*Task statement*
Among the lines of the data, copy those that hold "handle".

*Exercise data*
╔══

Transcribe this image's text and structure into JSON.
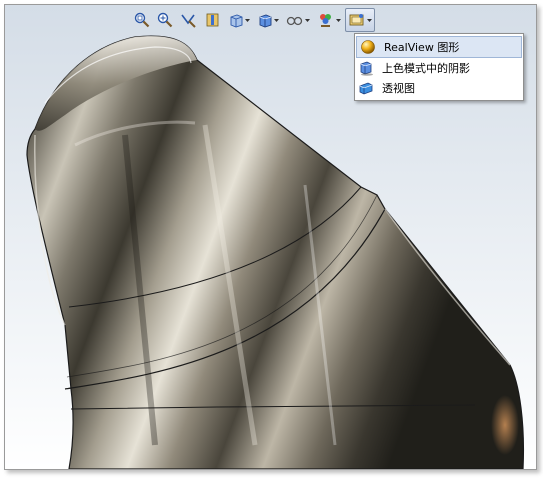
{
  "toolbar": {
    "icons": [
      "zoom-to-fit-icon",
      "zoom-to-area-icon",
      "previous-view-icon",
      "section-view-icon",
      "view-orientation-icon",
      "display-style-icon",
      "hide-show-items-icon",
      "edit-appearance-icon",
      "apply-scene-icon",
      "view-settings-icon"
    ]
  },
  "menu": {
    "items": [
      {
        "label": "RealView 图形",
        "icon": "realview-sphere-icon",
        "selected": true
      },
      {
        "label": "上色模式中的阴影",
        "icon": "shadows-in-shaded-mode-icon",
        "selected": false
      },
      {
        "label": "透视图",
        "icon": "perspective-icon",
        "selected": false
      }
    ]
  },
  "colors": {
    "background_top": "#d4dde7",
    "background_bottom": "#ffffff",
    "metal_dark": "#35322a",
    "metal_mid": "#8a8374",
    "metal_light": "#e8e4d8",
    "edge": "#1b1b1b",
    "menu_highlight": "#dce6f4"
  }
}
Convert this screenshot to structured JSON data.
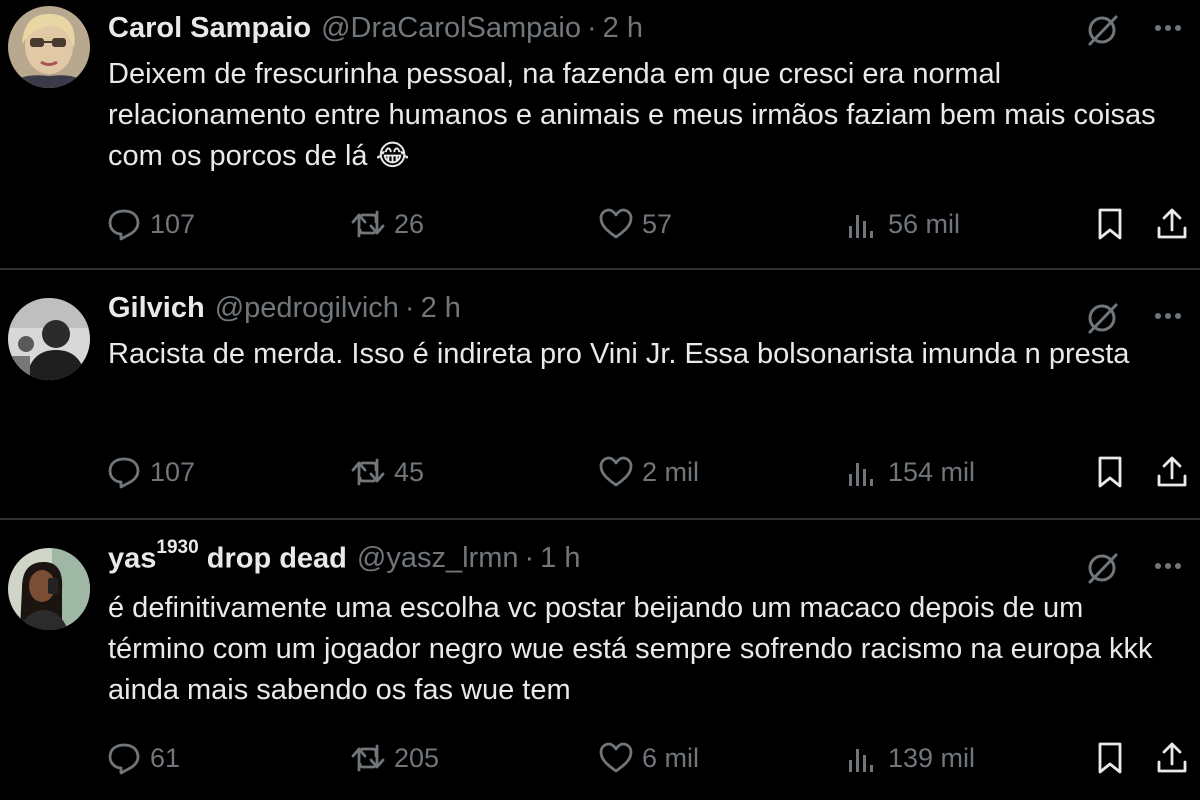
{
  "colors": {
    "background": "#000000",
    "text": "#e7e9ea",
    "muted": "#71767b",
    "divider": "#2f3336"
  },
  "tweets": [
    {
      "name": "Carol Sampaio",
      "name_suffix": "",
      "handle": "@DraCarolSampaio",
      "separator": "·",
      "time": "2 h",
      "text": "Deixem de frescurinha pessoal, na fazenda em que cresci era normal relacionamento entre humanos e animais e meus irmãos faziam bem mais coisas com os porcos de lá 😂",
      "replies": "107",
      "retweets": "26",
      "likes": "57",
      "views": "56 mil"
    },
    {
      "name": "Gilvich",
      "name_suffix": "",
      "handle": "@pedrogilvich",
      "separator": "·",
      "time": "2 h",
      "text": "Racista de merda. Isso é indireta pro Vini Jr. Essa bolsonarista imunda n presta",
      "replies": "107",
      "retweets": "45",
      "likes": "2 mil",
      "views": "154 mil"
    },
    {
      "name": "yas",
      "name_suffix": "1930",
      "name_rest": " drop dead",
      "handle": "@yasz_lrmn",
      "separator": "·",
      "time": "1 h",
      "text": "é definitivamente uma escolha vc postar beijando um macaco depois de um término com um jogador negro wue está sempre sofrendo racismo na europa kkk ainda mais sabendo os fas wue tem",
      "replies": "61",
      "retweets": "205",
      "likes": "6 mil",
      "views": "139 mil"
    }
  ],
  "icons": [
    "reply-icon",
    "retweet-icon",
    "like-icon",
    "views-icon",
    "bookmark-icon",
    "share-icon",
    "grok-icon",
    "more-icon"
  ]
}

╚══

*Result for this exercise*
      "handle": "@DraCarolSampaio",
      "handle": "@pedrogilvich",
      "handle": "@yasz_lrmn",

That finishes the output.